Let me share an alternate model to the "internal community manager" role. This is based on a case that I worked on, and I wanted to get feedback from you if you think this is a better model.
Context: I worked with a client who was not in a position to hire a full time community manager. But only to bring me on for a limited engagement to set them off toward a good path. The situation: about 1000 people in the division, multiple locations, multiple products, multiple clients, you name it - silos everywhere. The big enabler: the thought leadership was committed to an Enterprise 2.0 collab strategy. They had software which provided them with a wiki, forum, blog, and "facebook-like" application for employees to provide branded identity and form into visible groups.
We followed the org structure, based on product, geography, and client. And we set up 10 sub-communities. Each group was willing to assign one person a 5--10 hour a week allocation for community management. But these people who were assigned this role were all over the place in terms of their awareness and abilities to perform this role. So we created a community of community leaders -- we met every week to review the community practices, barriers, successes, etc. The community of leaders shared practices about discussion forum moderation and wiki-page gardening etc. The leadership blogged to the organization promoting the success stories, and sometimes addressed the barriers.

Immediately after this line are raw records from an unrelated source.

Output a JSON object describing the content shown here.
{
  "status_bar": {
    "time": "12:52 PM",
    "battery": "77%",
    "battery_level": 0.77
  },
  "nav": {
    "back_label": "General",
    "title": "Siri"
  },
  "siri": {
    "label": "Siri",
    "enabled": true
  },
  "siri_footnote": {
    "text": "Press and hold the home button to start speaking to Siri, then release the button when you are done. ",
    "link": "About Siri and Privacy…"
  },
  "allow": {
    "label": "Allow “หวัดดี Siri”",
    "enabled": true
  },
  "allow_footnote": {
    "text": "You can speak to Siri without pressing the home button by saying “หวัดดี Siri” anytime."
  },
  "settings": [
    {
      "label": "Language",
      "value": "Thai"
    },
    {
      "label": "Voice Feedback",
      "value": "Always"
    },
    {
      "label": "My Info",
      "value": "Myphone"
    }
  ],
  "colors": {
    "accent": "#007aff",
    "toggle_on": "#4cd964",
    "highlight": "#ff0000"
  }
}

Each sub community was set up consistently (group wiki pages, categories, tags, etc.), and the part-time leaders helped group use the tools to collaborate and share effectively. There was no formal training. Rather we use the "I do, then we do, then you do" method of mentoring. And people followed the examples. It was easier to follow than to deviate, so people use the tools and collaborated effectively.
In upshot: instead of a dedicated internal community manager, we set up a community of part time managers. It had the advantage of spreading the "gospel" (so to speak), and talent, so that others in the company got better at business/social information exchange. I will admit, there were many speed bumps on the road, it was not smooth. But looking back, I think it was an overall successful approach.
The concept that many part-time contributors can scale better than one expert is very harmonious with Web 2.0. Perhaps this is a better model? It worked for me in this case, but I'd like to get your input -- one example is not a pattern. Anyone else see something like this before? What do you think about the approach?